◆ Problem ◆
Once the records below have been read, copy them all out exactly.

◆ Listed entries ◆
--*--
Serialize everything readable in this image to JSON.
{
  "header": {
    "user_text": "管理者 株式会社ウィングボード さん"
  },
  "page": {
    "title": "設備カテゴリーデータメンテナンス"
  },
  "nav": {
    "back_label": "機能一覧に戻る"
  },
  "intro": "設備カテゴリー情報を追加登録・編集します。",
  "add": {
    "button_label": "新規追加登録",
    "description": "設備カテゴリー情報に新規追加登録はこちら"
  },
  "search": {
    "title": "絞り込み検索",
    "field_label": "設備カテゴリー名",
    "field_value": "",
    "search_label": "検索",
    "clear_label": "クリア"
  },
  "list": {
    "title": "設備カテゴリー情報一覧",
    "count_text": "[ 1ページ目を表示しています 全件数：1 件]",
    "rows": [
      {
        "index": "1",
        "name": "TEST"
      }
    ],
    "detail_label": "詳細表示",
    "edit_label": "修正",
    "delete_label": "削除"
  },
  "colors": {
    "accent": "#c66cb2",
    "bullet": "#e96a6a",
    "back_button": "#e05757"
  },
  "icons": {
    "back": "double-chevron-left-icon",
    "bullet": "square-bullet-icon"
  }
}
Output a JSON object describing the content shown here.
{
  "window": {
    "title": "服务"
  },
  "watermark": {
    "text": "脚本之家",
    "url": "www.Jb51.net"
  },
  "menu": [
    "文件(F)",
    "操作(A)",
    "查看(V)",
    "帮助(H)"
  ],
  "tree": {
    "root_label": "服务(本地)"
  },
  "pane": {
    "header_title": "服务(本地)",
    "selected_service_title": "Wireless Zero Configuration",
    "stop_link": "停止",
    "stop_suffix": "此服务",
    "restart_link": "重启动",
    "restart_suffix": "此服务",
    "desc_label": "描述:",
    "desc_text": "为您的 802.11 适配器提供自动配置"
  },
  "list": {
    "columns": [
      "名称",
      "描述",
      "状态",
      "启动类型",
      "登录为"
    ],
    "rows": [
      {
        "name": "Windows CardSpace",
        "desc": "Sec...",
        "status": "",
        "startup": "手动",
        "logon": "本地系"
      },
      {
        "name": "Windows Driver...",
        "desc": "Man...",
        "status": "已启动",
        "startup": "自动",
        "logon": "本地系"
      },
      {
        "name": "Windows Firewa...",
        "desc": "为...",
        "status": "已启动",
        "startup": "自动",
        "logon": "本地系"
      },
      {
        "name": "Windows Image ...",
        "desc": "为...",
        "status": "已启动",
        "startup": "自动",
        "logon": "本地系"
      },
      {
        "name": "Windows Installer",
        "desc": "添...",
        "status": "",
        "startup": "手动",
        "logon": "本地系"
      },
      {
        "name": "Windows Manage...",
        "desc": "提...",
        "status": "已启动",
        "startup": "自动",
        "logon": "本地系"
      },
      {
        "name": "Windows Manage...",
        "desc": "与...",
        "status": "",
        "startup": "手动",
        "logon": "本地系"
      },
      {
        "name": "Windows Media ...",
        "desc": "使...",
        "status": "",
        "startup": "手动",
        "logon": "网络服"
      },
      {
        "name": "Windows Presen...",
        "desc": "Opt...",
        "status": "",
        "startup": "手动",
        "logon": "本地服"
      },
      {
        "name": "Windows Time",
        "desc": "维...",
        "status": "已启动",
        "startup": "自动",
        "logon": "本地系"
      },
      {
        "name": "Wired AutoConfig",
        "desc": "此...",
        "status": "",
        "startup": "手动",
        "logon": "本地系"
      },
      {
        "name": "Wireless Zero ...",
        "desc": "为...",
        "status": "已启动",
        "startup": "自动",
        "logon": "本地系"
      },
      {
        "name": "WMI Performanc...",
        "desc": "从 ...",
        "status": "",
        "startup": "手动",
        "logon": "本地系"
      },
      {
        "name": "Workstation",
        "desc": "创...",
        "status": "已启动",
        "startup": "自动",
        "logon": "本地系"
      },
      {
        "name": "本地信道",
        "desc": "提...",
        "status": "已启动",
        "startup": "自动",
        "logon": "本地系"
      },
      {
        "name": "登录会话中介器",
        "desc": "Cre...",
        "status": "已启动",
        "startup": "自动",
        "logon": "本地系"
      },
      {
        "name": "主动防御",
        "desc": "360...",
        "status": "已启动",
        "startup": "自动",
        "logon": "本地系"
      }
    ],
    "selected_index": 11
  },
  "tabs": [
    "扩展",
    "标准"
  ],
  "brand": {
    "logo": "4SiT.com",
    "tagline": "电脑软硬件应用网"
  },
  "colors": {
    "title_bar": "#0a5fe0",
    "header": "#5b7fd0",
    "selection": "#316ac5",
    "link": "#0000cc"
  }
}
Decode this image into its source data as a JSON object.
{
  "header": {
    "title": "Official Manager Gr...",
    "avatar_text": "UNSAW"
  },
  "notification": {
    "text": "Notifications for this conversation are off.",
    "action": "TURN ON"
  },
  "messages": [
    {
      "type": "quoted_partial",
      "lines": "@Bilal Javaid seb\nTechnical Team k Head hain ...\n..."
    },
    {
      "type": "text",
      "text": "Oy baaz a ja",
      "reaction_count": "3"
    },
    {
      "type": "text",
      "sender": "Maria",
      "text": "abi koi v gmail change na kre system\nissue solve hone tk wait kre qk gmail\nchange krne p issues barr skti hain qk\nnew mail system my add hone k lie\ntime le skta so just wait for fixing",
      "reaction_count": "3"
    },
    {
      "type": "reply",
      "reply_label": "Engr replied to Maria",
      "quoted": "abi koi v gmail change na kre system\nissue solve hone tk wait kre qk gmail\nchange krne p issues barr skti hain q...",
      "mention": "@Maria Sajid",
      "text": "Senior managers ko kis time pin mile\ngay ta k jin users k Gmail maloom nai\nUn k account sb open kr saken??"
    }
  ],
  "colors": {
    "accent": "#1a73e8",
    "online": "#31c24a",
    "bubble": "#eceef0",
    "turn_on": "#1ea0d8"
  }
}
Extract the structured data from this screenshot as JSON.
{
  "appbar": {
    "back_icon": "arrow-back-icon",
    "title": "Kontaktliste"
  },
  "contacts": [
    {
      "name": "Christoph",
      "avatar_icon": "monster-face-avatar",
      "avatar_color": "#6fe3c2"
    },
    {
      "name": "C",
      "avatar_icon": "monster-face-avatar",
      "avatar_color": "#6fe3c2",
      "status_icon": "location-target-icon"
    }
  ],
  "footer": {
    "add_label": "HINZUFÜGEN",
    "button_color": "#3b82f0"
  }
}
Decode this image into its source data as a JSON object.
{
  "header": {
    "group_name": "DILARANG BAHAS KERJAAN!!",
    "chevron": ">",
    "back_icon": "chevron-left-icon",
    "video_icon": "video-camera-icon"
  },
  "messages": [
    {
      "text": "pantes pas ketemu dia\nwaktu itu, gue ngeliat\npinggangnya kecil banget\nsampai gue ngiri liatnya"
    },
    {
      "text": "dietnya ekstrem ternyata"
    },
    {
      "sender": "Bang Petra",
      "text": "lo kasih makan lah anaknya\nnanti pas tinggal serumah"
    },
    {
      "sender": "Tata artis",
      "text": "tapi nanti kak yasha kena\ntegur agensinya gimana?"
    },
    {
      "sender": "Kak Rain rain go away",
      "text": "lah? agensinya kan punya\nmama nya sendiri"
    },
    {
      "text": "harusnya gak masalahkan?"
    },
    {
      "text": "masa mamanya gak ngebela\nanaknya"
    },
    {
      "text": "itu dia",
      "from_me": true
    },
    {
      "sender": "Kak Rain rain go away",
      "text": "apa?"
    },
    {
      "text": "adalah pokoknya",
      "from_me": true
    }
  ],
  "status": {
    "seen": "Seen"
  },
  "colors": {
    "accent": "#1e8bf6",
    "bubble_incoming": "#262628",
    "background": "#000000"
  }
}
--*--
◆ Solution ◆
Serialize everything readable in this image to JSON.
{
  "header": {
    "user_text": "管理者 株式会社ウィングボード さん"
  },
  "page": {
    "title": "設備カテゴリーデータメンテナンス"
  },
  "nav": {
    "back_label": "機能一覧に戻る"
  },
  "intro": "設備カテゴリー情報を追加登録・編集します。",
  "add": {
    "button_label": "新規追加登録",
    "description": "設備カテゴリー情報に新規追加登録はこちら"
  },
  "search": {
    "title": "絞り込み検索",
    "field_label": "設備カテゴリー名",
    "field_value": "",
    "search_label": "検索",
    "clear_label": "クリア"
  },
  "list": {
    "title": "設備カテゴリー情報一覧",
    "count_text": "[ 1ページ目を表示しています 全件数：1 件]",
    "rows": [
      {
        "index": "1",
        "name": "TEST"
      }
    ],
    "detail_label": "詳細表示",
    "edit_label": "修正",
    "delete_label": "削除"
  },
  "colors": {
    "accent": "#c66cb2",
    "bullet": "#e96a6a",
    "back_button": "#e05757"
  },
  "icons": {
    "back": "double-chevron-left-icon",
    "bullet": "square-bullet-icon"
  }
}
Output a JSON object describing the content shown here.
{
  "window": {
    "title": "服务"
  },
  "watermark": {
    "text": "脚本之家",
    "url": "www.Jb51.net"
  },
  "menu": [
    "文件(F)",
    "操作(A)",
    "查看(V)",
    "帮助(H)"
  ],
  "tree": {
    "root_label": "服务(本地)"
  },
  "pane": {
    "header_title": "服务(本地)",
    "selected_service_title": "Wireless Zero Configuration",
    "stop_link": "停止",
    "stop_suffix": "此服务",
    "restart_link": "重启动",
    "restart_suffix": "此服务",
    "desc_label": "描述:",
    "desc_text": "为您的 802.11 适配器提供自动配置"
  },
  "list": {
    "columns": [
      "名称",
      "描述",
      "状态",
      "启动类型",
      "登录为"
    ],
    "rows": [
      {
        "name": "Windows CardSpace",
        "desc": "Sec...",
        "status": "",
        "startup": "手动",
        "logon": "本地系"
      },
      {
        "name": "Windows Driver...",
        "desc": "Man...",
        "status": "已启动",
        "startup": "自动",
        "logon": "本地系"
      },
      {
        "name": "Windows Firewa...",
        "desc": "为...",
        "status": "已启动",
        "startup": "自动",
        "logon": "本地系"
      },
      {
        "name": "Windows Image ...",
        "desc": "为...",
        "status": "已启动",
        "startup": "自动",
        "logon": "本地系"
      },
      {
        "name": "Windows Installer",
        "desc": "添...",
        "status": "",
        "startup": "手动",
        "logon": "本地系"
      },
      {
        "name": "Windows Manage...",
        "desc": "提...",
        "status": "已启动",
        "startup": "自动",
        "logon": "本地系"
      },
      {
        "name": "Windows Manage...",
        "desc": "与...",
        "status": "",
        "startup": "手动",
        "logon": "本地系"
      },
      {
        "name": "Windows Media ...",
        "desc": "使...",
        "status": "",
        "startup": "手动",
        "logon": "网络服"
      },
      {
        "name": "Windows Presen...",
        "desc": "Opt...",
        "status": "",
        "startup": "手动",
        "logon": "本地服"
      },
      {
        "name": "Windows Time",
        "desc": "维...",
        "status": "已启动",
        "startup": "自动",
        "logon": "本地系"
      },
      {
        "name": "Wired AutoConfig",
        "desc": "此...",
        "status": "",
        "startup": "手动",
        "logon": "本地系"
      },
      {
        "name": "Wireless Zero ...",
        "desc": "为...",
        "status": "已启动",
        "startup": "自动",
        "logon": "本地系"
      },
      {
        "name": "WMI Performanc...",
        "desc": "从 ...",
        "status": "",
        "startup": "手动",
        "logon": "本地系"
      },
      {
        "name": "Workstation",
        "desc": "创...",
        "status": "已启动",
        "startup": "自动",
        "logon": "本地系"
      },
      {
        "name": "本地信道",
        "desc": "提...",
        "status": "已启动",
        "startup": "自动",
        "logon": "本地系"
      },
      {
        "name": "登录会话中介器",
        "desc": "Cre...",
        "status": "已启动",
        "startup": "自动",
        "logon": "本地系"
      },
      {
        "name": "主动防御",
        "desc": "360...",
        "status": "已启动",
        "startup": "自动",
        "logon": "本地系"
      }
    ],
    "selected_index": 11
  },
  "tabs": [
    "扩展",
    "标准"
  ],
  "brand": {
    "logo": "4SiT.com",
    "tagline": "电脑软硬件应用网"
  },
  "colors": {
    "title_bar": "#0a5fe0",
    "header": "#5b7fd0",
    "selection": "#316ac5",
    "link": "#0000cc"
  }
}
Decode this image into its source data as a JSON object.
{
  "header": {
    "title": "Official Manager Gr...",
    "avatar_text": "UNSAW"
  },
  "notification": {
    "text": "Notifications for this conversation are off.",
    "action": "TURN ON"
  },
  "messages": [
    {
      "type": "quoted_partial",
      "lines": "@Bilal Javaid seb\nTechnical Team k Head hain ...\n..."
    },
    {
      "type": "text",
      "text": "Oy baaz a ja",
      "reaction_count": "3"
    },
    {
      "type": "text",
      "sender": "Maria",
      "text": "abi koi v gmail change na kre system\nissue solve hone tk wait kre qk gmail\nchange krne p issues barr skti hain qk\nnew mail system my add hone k lie\ntime le skta so just wait for fixing",
      "reaction_count": "3"
    },
    {
      "type": "reply",
      "reply_label": "Engr replied to Maria",
      "quoted": "abi koi v gmail change na kre system\nissue solve hone tk wait kre qk gmail\nchange krne p issues barr skti hain q...",
      "mention": "@Maria Sajid",
      "text": "Senior managers ko kis time pin mile\ngay ta k jin users k Gmail maloom nai\nUn k account sb open kr saken??"
    }
  ],
  "colors": {
    "accent": "#1a73e8",
    "online": "#31c24a",
    "bubble": "#eceef0",
    "turn_on": "#1ea0d8"
  }
}
Extract the structured data from this screenshot as JSON.
{
  "appbar": {
    "back_icon": "arrow-back-icon",
    "title": "Kontaktliste"
  },
  "contacts": [
    {
      "name": "Christoph",
      "avatar_icon": "monster-face-avatar",
      "avatar_color": "#6fe3c2"
    },
    {
      "name": "C",
      "avatar_icon": "monster-face-avatar",
      "avatar_color": "#6fe3c2",
      "status_icon": "location-target-icon"
    }
  ],
  "footer": {
    "add_label": "HINZUFÜGEN",
    "button_color": "#3b82f0"
  }
}
Decode this image into its source data as a JSON object.
{
  "header": {
    "group_name": "DILARANG BAHAS KERJAAN!!",
    "chevron": ">",
    "back_icon": "chevron-left-icon",
    "video_icon": "video-camera-icon"
  },
  "messages": [
    {
      "text": "pantes pas ketemu dia\nwaktu itu, gue ngeliat\npinggangnya kecil banget\nsampai gue ngiri liatnya"
    },
    {
      "text": "dietnya ekstrem ternyata"
    },
    {
      "sender": "Bang Petra",
      "text": "lo kasih makan lah anaknya\nnanti pas tinggal serumah"
    },
    {
      "sender": "Tata artis",
      "text": "tapi nanti kak yasha kena\ntegur agensinya gimana?"
    },
    {
      "sender": "Kak Rain rain go away",
      "text": "lah? agensinya kan punya\nmama nya sendiri"
    },
    {
      "text": "harusnya gak masalahkan?"
    },
    {
      "text": "masa mamanya gak ngebela\nanaknya"
    },
    {
      "text": "itu dia",
      "from_me": true
    },
    {
      "sender": "Kak Rain rain go away",
      "text": "apa?"
    },
    {
      "text": "adalah pokoknya",
      "from_me": true
    }
  ],
  "status": {
    "seen": "Seen"
  },
  "colors": {
    "accent": "#1e8bf6",
    "bubble_incoming": "#262628",
    "background": "#000000"
  }
}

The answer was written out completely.